VMware vCenter has provided sophisticated resource management controls (to set resource reservations, limits, shares, etc.) for virtual machines since vCenter 2.0. However, we have noticed that not everyone uses these controls due to confusion about how these features can affect other virtual machines in the resource pool. For instance, what happens when you increase the CPU size of a VM? How does that affect the other VMs in the same cluster?
This Fling attempts to make this easier by providing resource management recommendations based on inventory dumps of the existing environment. It compares the current resource demands of a VM and suggests changes to the resource allocation settings to achieve the performance you are looking for. It will also let you know how it impacts the other VMs.
It is best to run it on the same OS type as vCenter - a recent 64-bit version of windows for vCenter windows and a recent 64-bit version of Linux for the VCVA. This has been tested on Windows 2008 64-bit, ubuntu 11.10 (oneric) and CentOS release 6.2 (Final), and the tar files have been tested for Red Hat Enterprise Linux.
How to Run has instructions for each tar and also how to diagnose the sample pre-packaged drmdumps.
To get diagnostic recommendations, simply get the tar for the vSphere/VC version for the drmdump. Follow the steps/instructions mentioned in the HowToRun.txt for that particular tar, replacing the drmdump with your version of dump file.
Additional instructions can be found in the README file located within the zip file.
Unzip the download and run "drmdiagnose.exe" through the command-line.
Unzip the download and run "run-drmdiagnose.sh" through a terminal.Usage:
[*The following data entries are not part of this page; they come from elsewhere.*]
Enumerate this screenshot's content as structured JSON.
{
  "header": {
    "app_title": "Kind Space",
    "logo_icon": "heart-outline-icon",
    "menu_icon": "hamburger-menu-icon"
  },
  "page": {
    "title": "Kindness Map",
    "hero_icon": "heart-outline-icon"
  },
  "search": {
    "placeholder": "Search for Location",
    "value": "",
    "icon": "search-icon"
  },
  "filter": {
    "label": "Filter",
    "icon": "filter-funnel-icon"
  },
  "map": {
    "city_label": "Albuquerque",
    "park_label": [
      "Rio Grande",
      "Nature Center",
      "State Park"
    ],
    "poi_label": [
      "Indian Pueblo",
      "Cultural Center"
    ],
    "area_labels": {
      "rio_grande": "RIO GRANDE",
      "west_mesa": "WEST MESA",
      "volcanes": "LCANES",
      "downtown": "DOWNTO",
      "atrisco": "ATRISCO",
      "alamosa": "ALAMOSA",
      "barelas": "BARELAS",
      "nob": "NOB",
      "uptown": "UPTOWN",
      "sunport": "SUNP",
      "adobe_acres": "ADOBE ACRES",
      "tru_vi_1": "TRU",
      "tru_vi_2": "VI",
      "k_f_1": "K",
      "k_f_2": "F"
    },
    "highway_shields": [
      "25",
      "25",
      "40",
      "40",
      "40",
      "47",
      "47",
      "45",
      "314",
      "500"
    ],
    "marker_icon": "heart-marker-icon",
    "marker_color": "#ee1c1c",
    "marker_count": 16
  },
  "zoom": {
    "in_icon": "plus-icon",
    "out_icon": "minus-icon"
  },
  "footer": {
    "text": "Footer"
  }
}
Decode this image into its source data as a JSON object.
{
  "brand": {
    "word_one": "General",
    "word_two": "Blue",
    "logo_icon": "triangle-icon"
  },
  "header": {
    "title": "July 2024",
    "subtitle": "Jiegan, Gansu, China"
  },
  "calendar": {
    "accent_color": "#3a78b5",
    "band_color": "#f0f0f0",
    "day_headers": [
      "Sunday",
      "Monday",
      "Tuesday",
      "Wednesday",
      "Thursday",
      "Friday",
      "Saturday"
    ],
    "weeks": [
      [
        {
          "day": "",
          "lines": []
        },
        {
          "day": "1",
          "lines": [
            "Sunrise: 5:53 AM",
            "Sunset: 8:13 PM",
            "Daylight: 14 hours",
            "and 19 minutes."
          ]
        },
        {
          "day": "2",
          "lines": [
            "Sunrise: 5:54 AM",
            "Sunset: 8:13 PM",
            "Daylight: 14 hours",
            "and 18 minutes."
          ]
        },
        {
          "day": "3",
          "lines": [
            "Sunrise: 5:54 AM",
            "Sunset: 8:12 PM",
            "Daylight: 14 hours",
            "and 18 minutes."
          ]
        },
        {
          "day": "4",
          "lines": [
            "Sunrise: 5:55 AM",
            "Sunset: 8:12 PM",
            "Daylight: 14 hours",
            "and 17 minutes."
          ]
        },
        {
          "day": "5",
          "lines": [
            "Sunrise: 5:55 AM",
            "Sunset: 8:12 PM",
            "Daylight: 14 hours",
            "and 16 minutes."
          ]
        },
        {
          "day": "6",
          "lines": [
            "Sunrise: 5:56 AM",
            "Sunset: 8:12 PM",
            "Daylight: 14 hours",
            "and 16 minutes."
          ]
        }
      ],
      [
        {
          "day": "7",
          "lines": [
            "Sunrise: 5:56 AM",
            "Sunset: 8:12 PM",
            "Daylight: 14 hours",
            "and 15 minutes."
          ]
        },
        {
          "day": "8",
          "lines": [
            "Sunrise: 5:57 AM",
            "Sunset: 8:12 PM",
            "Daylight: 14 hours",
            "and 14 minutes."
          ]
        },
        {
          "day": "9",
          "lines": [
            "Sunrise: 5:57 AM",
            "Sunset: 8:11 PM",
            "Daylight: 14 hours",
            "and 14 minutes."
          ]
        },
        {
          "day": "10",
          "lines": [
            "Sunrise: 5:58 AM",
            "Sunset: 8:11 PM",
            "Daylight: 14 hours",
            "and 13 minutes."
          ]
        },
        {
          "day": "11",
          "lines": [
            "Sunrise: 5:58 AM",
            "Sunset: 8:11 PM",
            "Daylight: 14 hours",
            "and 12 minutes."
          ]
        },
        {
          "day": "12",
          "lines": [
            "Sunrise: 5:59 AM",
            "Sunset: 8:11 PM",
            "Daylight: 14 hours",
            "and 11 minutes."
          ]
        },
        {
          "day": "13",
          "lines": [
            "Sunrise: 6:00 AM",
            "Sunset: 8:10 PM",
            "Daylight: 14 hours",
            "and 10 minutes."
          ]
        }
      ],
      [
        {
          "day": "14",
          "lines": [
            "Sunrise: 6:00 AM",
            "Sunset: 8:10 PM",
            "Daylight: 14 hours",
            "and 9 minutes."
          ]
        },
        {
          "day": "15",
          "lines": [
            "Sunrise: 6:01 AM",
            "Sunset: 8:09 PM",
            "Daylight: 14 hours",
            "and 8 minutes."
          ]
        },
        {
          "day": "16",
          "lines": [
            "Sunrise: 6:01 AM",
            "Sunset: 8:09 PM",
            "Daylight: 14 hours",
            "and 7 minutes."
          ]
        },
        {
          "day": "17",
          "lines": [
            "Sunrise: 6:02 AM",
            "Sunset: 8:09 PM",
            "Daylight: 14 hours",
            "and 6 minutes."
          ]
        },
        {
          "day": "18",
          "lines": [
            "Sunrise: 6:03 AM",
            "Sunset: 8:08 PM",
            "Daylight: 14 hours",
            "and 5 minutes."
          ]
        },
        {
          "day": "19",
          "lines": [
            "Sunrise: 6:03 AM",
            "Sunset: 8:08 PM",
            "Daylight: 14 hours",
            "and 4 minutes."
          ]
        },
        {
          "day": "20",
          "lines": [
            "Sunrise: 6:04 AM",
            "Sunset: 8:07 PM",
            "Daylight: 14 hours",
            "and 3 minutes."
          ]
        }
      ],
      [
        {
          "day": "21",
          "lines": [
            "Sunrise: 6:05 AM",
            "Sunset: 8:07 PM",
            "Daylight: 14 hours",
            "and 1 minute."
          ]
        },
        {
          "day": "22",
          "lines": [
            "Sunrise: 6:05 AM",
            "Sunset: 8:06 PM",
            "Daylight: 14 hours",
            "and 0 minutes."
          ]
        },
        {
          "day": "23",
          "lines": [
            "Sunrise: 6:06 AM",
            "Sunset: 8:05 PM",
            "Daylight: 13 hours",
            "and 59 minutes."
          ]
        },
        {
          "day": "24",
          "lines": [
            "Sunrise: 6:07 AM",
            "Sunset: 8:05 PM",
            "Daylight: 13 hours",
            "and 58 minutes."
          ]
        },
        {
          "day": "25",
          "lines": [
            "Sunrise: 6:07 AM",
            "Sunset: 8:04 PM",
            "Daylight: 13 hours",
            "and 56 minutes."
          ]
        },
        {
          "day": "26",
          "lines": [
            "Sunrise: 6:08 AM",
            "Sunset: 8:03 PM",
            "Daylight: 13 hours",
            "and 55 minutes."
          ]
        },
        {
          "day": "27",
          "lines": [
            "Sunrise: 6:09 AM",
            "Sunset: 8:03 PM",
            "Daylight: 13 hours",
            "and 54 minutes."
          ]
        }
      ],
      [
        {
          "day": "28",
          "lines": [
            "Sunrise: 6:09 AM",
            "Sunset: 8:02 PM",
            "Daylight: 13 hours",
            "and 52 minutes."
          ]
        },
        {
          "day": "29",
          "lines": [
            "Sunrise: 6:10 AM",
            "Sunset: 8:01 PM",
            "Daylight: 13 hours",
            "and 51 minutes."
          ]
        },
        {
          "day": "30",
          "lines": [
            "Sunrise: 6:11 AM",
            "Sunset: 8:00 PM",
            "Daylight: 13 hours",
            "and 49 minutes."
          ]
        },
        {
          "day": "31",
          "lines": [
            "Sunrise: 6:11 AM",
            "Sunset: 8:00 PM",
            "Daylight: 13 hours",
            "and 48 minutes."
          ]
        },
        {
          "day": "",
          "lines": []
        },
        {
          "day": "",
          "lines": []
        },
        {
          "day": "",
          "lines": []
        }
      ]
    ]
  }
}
$./run-drmdiagnose.sh Usage drmdiagnose <dump_file_name> [options]: -h [ --help ] this help message -a [ --auto ] Auto mode - DrmDiagnose will pick top distressed VM NOTE: -v, -m, -c options and -a option are mutually exclusive -v [ --vmid ] arg VM ID to adjust -m [ --mem ] arg required memory entitlement -c [ --cpu ] arg required CPU entitlement -s [ --static ] adjust static entitlement. default is dynamic -d [ --disallowed ] arg disallowed actions string possible disallowed actions are : l increase limit s increase size h increase shares r increase resevarion o decrease others resevarion c increase resource pool capacity t decrease migration threshold
The binary tars are created to diagnose Dumps using DrmDiagnose utility. These tar files have self-sufficient directory structures and shell scripts to run the utility.
This change comprises of following files: